■ **Dataset**:
----
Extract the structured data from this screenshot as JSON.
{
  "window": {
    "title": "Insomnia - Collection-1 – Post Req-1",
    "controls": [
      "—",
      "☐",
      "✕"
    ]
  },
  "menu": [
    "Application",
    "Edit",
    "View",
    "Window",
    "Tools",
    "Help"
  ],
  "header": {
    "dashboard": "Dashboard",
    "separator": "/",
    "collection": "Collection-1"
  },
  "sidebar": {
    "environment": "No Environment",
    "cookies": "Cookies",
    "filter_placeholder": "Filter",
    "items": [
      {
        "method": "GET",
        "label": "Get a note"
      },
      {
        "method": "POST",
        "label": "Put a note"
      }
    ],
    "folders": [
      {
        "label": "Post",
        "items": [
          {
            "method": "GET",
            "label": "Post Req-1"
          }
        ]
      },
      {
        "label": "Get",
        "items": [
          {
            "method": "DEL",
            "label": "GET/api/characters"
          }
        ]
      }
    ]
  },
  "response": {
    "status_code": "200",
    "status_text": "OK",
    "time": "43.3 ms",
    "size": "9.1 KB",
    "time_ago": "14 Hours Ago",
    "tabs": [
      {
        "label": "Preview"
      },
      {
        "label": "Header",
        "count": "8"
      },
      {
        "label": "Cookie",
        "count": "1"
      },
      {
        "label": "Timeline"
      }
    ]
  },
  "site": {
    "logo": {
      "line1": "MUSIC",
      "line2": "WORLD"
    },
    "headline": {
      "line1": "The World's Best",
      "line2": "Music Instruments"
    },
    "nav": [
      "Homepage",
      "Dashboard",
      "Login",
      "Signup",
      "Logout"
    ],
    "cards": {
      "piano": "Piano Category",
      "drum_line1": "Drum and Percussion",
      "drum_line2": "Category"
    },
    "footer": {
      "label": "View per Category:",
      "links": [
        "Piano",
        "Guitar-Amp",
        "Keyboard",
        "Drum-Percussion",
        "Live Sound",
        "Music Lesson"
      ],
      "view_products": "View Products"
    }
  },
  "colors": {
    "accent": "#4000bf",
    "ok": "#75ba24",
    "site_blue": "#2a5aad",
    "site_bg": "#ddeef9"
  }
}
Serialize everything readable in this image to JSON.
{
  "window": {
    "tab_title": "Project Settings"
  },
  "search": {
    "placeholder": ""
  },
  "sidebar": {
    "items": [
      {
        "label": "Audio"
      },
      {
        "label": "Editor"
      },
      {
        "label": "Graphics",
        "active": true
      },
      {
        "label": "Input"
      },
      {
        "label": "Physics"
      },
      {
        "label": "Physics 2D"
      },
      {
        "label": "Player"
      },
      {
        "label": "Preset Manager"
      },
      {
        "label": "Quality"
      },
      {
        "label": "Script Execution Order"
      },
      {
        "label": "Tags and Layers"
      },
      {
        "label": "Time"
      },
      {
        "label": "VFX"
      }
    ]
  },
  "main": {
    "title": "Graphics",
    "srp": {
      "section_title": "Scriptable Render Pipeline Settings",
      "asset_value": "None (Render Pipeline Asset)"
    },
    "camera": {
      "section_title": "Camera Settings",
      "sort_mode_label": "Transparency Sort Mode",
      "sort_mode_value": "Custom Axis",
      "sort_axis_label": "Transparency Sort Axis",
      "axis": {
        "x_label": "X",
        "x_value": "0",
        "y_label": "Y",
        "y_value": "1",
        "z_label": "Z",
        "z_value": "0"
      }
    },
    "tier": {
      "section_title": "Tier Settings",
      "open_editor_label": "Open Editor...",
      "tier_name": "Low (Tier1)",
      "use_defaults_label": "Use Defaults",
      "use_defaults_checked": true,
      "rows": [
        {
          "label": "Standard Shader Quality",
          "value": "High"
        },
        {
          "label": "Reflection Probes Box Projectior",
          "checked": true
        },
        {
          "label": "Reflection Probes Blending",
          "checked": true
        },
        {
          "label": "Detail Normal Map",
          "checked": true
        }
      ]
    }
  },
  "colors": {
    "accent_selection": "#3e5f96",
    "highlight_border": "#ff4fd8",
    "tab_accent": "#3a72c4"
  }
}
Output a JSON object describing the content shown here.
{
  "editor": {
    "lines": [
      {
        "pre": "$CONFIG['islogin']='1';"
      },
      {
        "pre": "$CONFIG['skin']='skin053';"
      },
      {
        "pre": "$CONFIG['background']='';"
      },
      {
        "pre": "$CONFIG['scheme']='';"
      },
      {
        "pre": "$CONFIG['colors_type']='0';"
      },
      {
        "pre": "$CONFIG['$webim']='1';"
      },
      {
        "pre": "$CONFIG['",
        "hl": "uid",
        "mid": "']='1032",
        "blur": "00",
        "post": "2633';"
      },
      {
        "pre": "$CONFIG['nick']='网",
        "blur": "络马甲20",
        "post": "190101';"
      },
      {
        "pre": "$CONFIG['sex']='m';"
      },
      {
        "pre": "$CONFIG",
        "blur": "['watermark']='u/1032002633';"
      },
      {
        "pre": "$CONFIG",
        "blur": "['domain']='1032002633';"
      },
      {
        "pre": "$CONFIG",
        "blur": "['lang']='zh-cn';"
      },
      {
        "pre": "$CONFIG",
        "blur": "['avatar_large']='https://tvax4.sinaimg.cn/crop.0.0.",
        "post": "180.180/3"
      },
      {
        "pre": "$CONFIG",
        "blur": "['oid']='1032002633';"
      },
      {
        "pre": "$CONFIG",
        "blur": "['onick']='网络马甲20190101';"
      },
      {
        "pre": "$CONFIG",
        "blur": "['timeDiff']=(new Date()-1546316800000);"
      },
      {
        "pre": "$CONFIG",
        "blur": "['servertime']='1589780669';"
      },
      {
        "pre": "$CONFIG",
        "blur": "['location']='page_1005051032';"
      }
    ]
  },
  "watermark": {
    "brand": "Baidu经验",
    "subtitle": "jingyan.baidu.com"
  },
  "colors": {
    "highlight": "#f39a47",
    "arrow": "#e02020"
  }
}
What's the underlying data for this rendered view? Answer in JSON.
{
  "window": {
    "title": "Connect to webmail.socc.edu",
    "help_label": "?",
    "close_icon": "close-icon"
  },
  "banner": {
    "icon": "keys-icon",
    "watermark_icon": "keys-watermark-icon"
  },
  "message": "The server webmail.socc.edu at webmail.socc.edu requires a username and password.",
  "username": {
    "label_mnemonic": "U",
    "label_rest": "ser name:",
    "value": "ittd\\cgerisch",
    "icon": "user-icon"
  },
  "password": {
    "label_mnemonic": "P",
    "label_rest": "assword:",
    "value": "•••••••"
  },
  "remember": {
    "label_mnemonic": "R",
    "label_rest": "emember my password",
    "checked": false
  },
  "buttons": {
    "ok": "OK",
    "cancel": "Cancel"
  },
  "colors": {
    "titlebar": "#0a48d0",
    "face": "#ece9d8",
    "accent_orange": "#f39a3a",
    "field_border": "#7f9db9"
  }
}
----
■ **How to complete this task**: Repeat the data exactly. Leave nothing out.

■ **Result for this task**:
Extract the structured data from this screenshot as JSON.
{
  "window": {
    "title": "Insomnia - Collection-1 – Post Req-1",
    "controls": [
      "—",
      "☐",
      "✕"
    ]
  },
  "menu": [
    "Application",
    "Edit",
    "View",
    "Window",
    "Tools",
    "Help"
  ],
  "header": {
    "dashboard": "Dashboard",
    "separator": "/",
    "collection": "Collection-1"
  },
  "sidebar": {
    "environment": "No Environment",
    "cookies": "Cookies",
    "filter_placeholder": "Filter",
    "items": [
      {
        "method": "GET",
        "label": "Get a note"
      },
      {
        "method": "POST",
        "label": "Put a note"
      }
    ],
    "folders": [
      {
        "label": "Post",
        "items": [
          {
            "method": "GET",
            "label": "Post Req-1"
          }
        ]
      },
      {
        "label": "Get",
        "items": [
          {
            "method": "DEL",
            "label": "GET/api/characters"
          }
        ]
      }
    ]
  },
  "response": {
    "status_code": "200",
    "status_text": "OK",
    "time": "43.3 ms",
    "size": "9.1 KB",
    "time_ago": "14 Hours Ago",
    "tabs": [
      {
        "label": "Preview"
      },
      {
        "label": "Header",
        "count": "8"
      },
      {
        "label": "Cookie",
        "count": "1"
      },
      {
        "label": "Timeline"
      }
    ]
  },
  "site": {
    "logo": {
      "line1": "MUSIC",
      "line2": "WORLD"
    },
    "headline": {
      "line1": "The World's Best",
      "line2": "Music Instruments"
    },
    "nav": [
      "Homepage",
      "Dashboard",
      "Login",
      "Signup",
      "Logout"
    ],
    "cards": {
      "piano": "Piano Category",
      "drum_line1": "Drum and Percussion",
      "drum_line2": "Category"
    },
    "footer": {
      "label": "View per Category:",
      "links": [
        "Piano",
        "Guitar-Amp",
        "Keyboard",
        "Drum-Percussion",
        "Live Sound",
        "Music Lesson"
      ],
      "view_products": "View Products"
    }
  },
  "colors": {
    "accent": "#4000bf",
    "ok": "#75ba24",
    "site_blue": "#2a5aad",
    "site_bg": "#ddeef9"
  }
}
Serialize everything readable in this image to JSON.
{
  "window": {
    "tab_title": "Project Settings"
  },
  "search": {
    "placeholder": ""
  },
  "sidebar": {
    "items": [
      {
        "label": "Audio"
      },
      {
        "label": "Editor"
      },
      {
        "label": "Graphics",
        "active": true
      },
      {
        "label": "Input"
      },
      {
        "label": "Physics"
      },
      {
        "label": "Physics 2D"
      },
      {
        "label": "Player"
      },
      {
        "label": "Preset Manager"
      },
      {
        "label": "Quality"
      },
      {
        "label": "Script Execution Order"
      },
      {
        "label": "Tags and Layers"
      },
      {
        "label": "Time"
      },
      {
        "label": "VFX"
      }
    ]
  },
  "main": {
    "title": "Graphics",
    "srp": {
      "section_title": "Scriptable Render Pipeline Settings",
      "asset_value": "None (Render Pipeline Asset)"
    },
    "camera": {
      "section_title": "Camera Settings",
      "sort_mode_label": "Transparency Sort Mode",
      "sort_mode_value": "Custom Axis",
      "sort_axis_label": "Transparency Sort Axis",
      "axis": {
        "x_label": "X",
        "x_value": "0",
        "y_label": "Y",
        "y_value": "1",
        "z_label": "Z",
        "z_value": "0"
      }
    },
    "tier": {
      "section_title": "Tier Settings",
      "open_editor_label": "Open Editor...",
      "tier_name": "Low (Tier1)",
      "use_defaults_label": "Use Defaults",
      "use_defaults_checked": true,
      "rows": [
        {
          "label": "Standard Shader Quality",
          "value": "High"
        },
        {
          "label": "Reflection Probes Box Projectior",
          "checked": true
        },
        {
          "label": "Reflection Probes Blending",
          "checked": true
        },
        {
          "label": "Detail Normal Map",
          "checked": true
        }
      ]
    }
  },
  "colors": {
    "accent_selection": "#3e5f96",
    "highlight_border": "#ff4fd8",
    "tab_accent": "#3a72c4"
  }
}
Output a JSON object describing the content shown here.
{
  "editor": {
    "lines": [
      {
        "pre": "$CONFIG['islogin']='1';"
      },
      {
        "pre": "$CONFIG['skin']='skin053';"
      },
      {
        "pre": "$CONFIG['background']='';"
      },
      {
        "pre": "$CONFIG['scheme']='';"
      },
      {
        "pre": "$CONFIG['colors_type']='0';"
      },
      {
        "pre": "$CONFIG['$webim']='1';"
      },
      {
        "pre": "$CONFIG['",
        "hl": "uid",
        "mid": "']='1032",
        "blur": "00",
        "post": "2633';"
      },
      {
        "pre": "$CONFIG['nick']='网",
        "blur": "络马甲20",
        "post": "190101';"
      },
      {
        "pre": "$CONFIG['sex']='m';"
      },
      {
        "pre": "$CONFIG",
        "blur": "['watermark']='u/1032002633';"
      },
      {
        "pre": "$CONFIG",
        "blur": "['domain']='1032002633';"
      },
      {
        "pre": "$CONFIG",
        "blur": "['lang']='zh-cn';"
      },
      {
        "pre": "$CONFIG",
        "blur": "['avatar_large']='https://tvax4.sinaimg.cn/crop.0.0.",
        "post": "180.180/3"
      },
      {
        "pre": "$CONFIG",
        "blur": "['oid']='1032002633';"
      },
      {
        "pre": "$CONFIG",
        "blur": "['onick']='网络马甲20190101';"
      },
      {
        "pre": "$CONFIG",
        "blur": "['timeDiff']=(new Date()-1546316800000);"
      },
      {
        "pre": "$CONFIG",
        "blur": "['servertime']='1589780669';"
      },
      {
        "pre": "$CONFIG",
        "blur": "['location']='page_1005051032';"
      }
    ]
  },
  "watermark": {
    "brand": "Baidu经验",
    "subtitle": "jingyan.baidu.com"
  },
  "colors": {
    "highlight": "#f39a47",
    "arrow": "#e02020"
  }
}
What's the underlying data for this rendered view? Answer in JSON.
{
  "window": {
    "title": "Connect to webmail.socc.edu",
    "help_label": "?",
    "close_icon": "close-icon"
  },
  "banner": {
    "icon": "keys-icon",
    "watermark_icon": "keys-watermark-icon"
  },
  "message": "The server webmail.socc.edu at webmail.socc.edu requires a username and password.",
  "username": {
    "label_mnemonic": "U",
    "label_rest": "ser name:",
    "value": "ittd\\cgerisch",
    "icon": "user-icon"
  },
  "password": {
    "label_mnemonic": "P",
    "label_rest": "assword:",
    "value": "•••••••"
  },
  "remember": {
    "label_mnemonic": "R",
    "label_rest": "emember my password",
    "checked": false
  },
  "buttons": {
    "ok": "OK",
    "cancel": "Cancel"
  },
  "colors": {
    "titlebar": "#0a48d0",
    "face": "#ece9d8",
    "accent_orange": "#f39a3a",
    "field_border": "#7f9db9"
  }
}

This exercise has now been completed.